Stored items
----------------------------------------

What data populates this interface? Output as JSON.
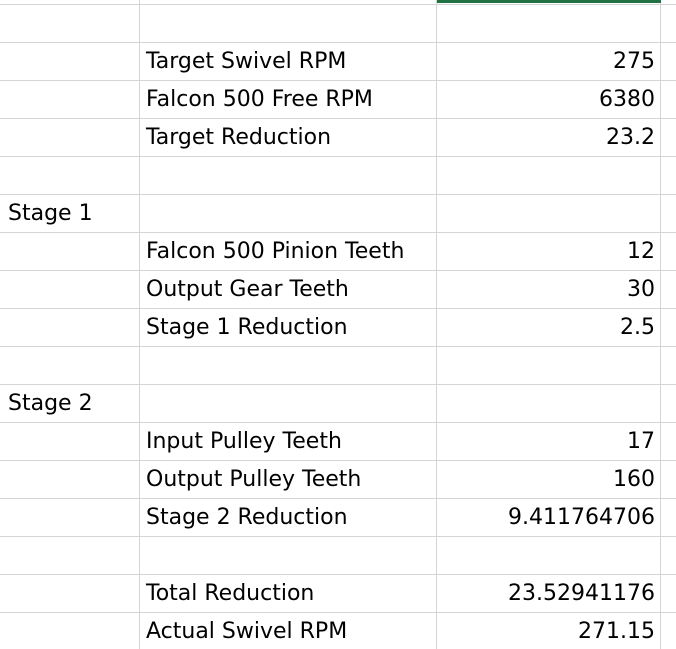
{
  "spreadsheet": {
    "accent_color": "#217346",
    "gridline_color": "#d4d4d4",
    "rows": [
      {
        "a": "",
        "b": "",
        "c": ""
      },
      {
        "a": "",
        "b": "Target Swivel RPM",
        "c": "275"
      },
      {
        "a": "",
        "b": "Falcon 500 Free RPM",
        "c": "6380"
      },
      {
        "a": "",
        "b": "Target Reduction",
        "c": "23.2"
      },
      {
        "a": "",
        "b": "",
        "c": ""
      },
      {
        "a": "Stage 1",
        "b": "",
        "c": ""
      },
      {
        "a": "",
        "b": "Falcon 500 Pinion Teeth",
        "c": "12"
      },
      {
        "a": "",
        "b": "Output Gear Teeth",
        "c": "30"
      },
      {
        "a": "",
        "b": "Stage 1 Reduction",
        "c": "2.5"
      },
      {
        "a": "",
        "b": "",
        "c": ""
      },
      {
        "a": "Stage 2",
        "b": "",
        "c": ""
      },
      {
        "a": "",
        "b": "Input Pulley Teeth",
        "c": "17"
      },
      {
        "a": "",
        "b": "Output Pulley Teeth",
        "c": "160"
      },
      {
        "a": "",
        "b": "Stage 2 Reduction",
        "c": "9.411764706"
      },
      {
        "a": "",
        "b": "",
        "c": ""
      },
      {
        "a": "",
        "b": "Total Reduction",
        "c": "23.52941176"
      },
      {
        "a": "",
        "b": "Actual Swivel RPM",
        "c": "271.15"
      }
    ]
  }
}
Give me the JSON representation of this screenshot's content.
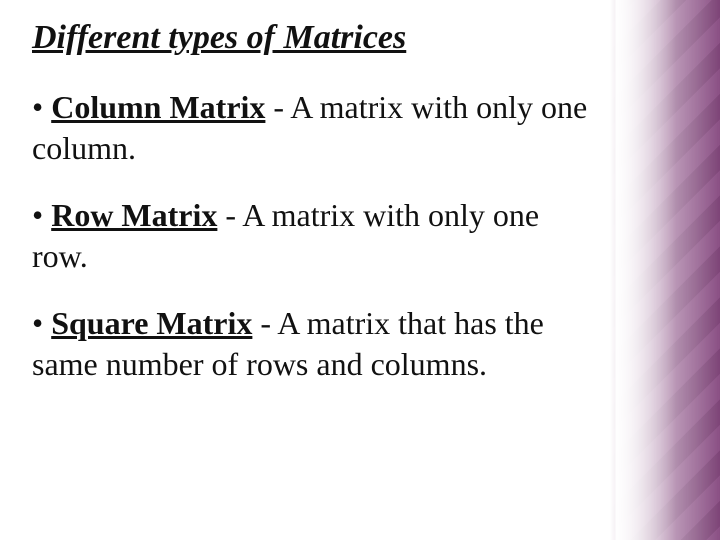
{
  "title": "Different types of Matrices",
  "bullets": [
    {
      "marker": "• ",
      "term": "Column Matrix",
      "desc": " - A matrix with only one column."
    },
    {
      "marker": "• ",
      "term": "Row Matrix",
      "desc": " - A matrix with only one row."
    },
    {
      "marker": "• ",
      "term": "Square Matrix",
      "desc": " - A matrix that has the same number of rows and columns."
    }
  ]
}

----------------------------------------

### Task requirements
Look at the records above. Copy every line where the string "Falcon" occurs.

### Written response
        "b": "Falcon 500 Free RPM",
        "b": "Falcon 500 Pinion Teeth",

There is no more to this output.